United States Attorney David DeVillers announced today the U.S. Attorney’s Office – in coordination with the Civil Rights Division of the Department of Justice, the Cincinnati Division of the FBI and the Columbus Division of Police – will review the facts and circumstances surrounding the Dec. 4, 2020 shooting of Casey Goodson.
The 23-year-old Goodson was shot last week on his doorstep in north Columbus by Franklin County Sheriff's Deputy Jason Meade, a 17-year veteran who was working with the U.S. Marshals Service Fugitive Task Force. The Marshals Service says they were concluding their operation when Goodson drove by and waved a gun at an officer. There were reports of a "verbal exhange", but Columbus Police say no other officer witnessed the shooting. Members of the task force are not issued body cameras, and no other witnesses have been identified.
A gun was recovered near Goodson. But family members say the 23-year old man, who had a concealed carry license, was simply returning home from the dentist, and carried only his house keys and dinner. Goodson was not the target of or related to the Fugitive Task Force investigation.
On Monday, the Ohio Bureau of Criminal Investigation declined to take up the case.
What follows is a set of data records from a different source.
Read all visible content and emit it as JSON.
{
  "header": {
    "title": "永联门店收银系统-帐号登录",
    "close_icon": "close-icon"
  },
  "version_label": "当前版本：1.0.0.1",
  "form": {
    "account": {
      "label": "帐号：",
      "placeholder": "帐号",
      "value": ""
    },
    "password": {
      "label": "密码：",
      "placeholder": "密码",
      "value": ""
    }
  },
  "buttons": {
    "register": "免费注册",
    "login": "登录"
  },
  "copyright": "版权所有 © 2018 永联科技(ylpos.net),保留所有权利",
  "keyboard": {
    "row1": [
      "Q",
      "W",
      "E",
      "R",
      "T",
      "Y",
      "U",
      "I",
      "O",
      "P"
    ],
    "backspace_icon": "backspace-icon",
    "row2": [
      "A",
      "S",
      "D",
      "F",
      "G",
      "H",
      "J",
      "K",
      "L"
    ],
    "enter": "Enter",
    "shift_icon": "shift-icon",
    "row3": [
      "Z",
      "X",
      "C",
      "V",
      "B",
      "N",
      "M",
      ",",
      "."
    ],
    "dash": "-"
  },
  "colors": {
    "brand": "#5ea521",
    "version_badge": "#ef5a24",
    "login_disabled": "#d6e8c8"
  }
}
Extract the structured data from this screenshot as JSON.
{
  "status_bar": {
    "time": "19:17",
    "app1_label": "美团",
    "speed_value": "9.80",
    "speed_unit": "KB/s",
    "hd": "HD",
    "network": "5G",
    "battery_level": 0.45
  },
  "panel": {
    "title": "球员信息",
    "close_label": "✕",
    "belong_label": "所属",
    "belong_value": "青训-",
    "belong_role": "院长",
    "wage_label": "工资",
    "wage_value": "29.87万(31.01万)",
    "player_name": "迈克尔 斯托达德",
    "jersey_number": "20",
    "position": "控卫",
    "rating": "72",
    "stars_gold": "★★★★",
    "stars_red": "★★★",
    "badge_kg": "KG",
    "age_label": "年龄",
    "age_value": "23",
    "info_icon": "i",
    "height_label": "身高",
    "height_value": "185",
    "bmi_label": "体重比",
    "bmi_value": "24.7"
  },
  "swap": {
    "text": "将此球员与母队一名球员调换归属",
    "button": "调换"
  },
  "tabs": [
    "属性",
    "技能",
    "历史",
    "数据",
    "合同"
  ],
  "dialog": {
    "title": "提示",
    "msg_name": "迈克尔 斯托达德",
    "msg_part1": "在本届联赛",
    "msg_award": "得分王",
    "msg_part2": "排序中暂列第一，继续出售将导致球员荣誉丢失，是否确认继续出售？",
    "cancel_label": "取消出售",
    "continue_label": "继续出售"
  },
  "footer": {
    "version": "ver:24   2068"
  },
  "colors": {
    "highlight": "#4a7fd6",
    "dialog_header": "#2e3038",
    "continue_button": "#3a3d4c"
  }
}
Steve Irwin, a spokesperson for the Ohio Attorney General's office, said that in the interval between the shooting and the request, the crime scene had been dismantled and the witnesses dispersed.
According to the DeVillers release, federal officials will take appropriate action if the evidence indicates any federal civil rights laws were violated.